Frequent drivers are feeling the pinch with the recent spike in Petrol prices at almost all the petrol stations around Kampala. Petrol previously was going for around ugx 3,700 but now is at ugx 3,900 sometimes even hitting ugx 3,950.
This is worrisome and might lead to the increase in several other services and commodities such as the price for food like matooke which transported over long distances and the cost burden is often placed on the buyer, taxis and bodabodas won’t fall too far to raise their fare too and even if the fuel price stabilizes, they most likely won’t reduce.
What is the real reason for the increase in Uganda’s fuel prices? Is it because there is scarcity, are we out of stock? Did government increase the tax on petrol stations and fuel hauling businesses? Is it the dollar? So many factors could be blamed but it is none of these.
Many Ugandans want the blame to be the government, because that is what we usually do; but this time it is not. It is something much out of our control.
The major reason is because the oil prices have been going up all over the world from a once mere $40 a barrel to $65 now after a decision by OPEC and several oil producing countries to freeze mining until the price raises and they sell most of their excess reserves.
Initially the move was a fail with prices taking more than 4 months to just cross $50 until Russia accepted to freeze production too and prices spiked. The USA though has been secretly doing some mining in some states like Texas on occasion but not enough to destabilise OPEC’s plan.
Majority of the petroleum used in Uganda is imported from other countries and crosses the Indian ocean before being transported through Mombasa port then driven across Kenya to reach Malaba, the Ugandan border since we are a land locked country.
Our fuel prices are high because OPEC has influenced the global price for a barrel of oil to increase which is affecting us severely. However, this is where we blame the businesses in Uganda and the government – the failure to rely on our petroleum reserve plants.
Idi Amin constructed massive fuel reserve plants in Jinja for scenarios like this, the government is supposed to buy petroleum in bulk at lower prices and store it in them then sell it at a stable relatively lower price to suppliers and fuel stations when the world market price goes high.

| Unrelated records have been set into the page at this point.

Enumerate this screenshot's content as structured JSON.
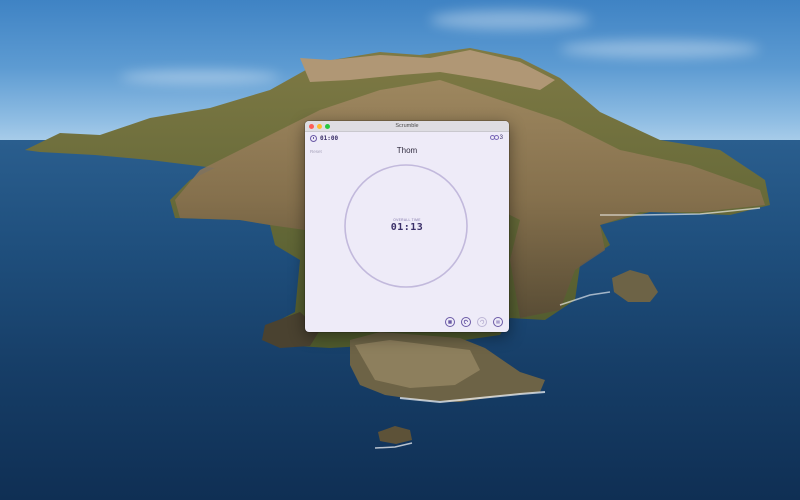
{
  "window": {
    "title": "Scrumble"
  },
  "header": {
    "timebox": "01:00",
    "participant_count": "3"
  },
  "main": {
    "reset_label": "Reset",
    "current_speaker": "Thom",
    "overall_label": "OVERALL TIME",
    "overall_time": "01:13"
  },
  "controls": [
    {
      "name": "stop-icon",
      "enabled": true
    },
    {
      "name": "previous-icon",
      "enabled": true
    },
    {
      "name": "next-icon",
      "enabled": false
    },
    {
      "name": "pause-icon",
      "enabled": true
    }
  ],
  "colors": {
    "accent": "#6b5aa6",
    "ring": "#c2b9dc",
    "window_bg": "#eeebf8"
  }
}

This is why oil and gas prices are relatively stable in Europe and USA. Total, Gapco and Shell (now Vivo) all have a lot of reserve tanks I believe should be stocked with fuel but because we have no proper price regulations, they hike the prices too so as to make massive profit as a corporation’s main objective should be.
Will the oil prices go down? If they do, is there hope Ugandan stake holders will also lower their prices or maintain them like they did in the last fuel hike? Time will tell.
Lawk is a mozillian, writes for Spur, Newslibre and consults part time for Every1Mobile and Innovware.
He loves open source, the open web, writing, reading and developing literacy tools that can teach the youth around the world especially in East Africa.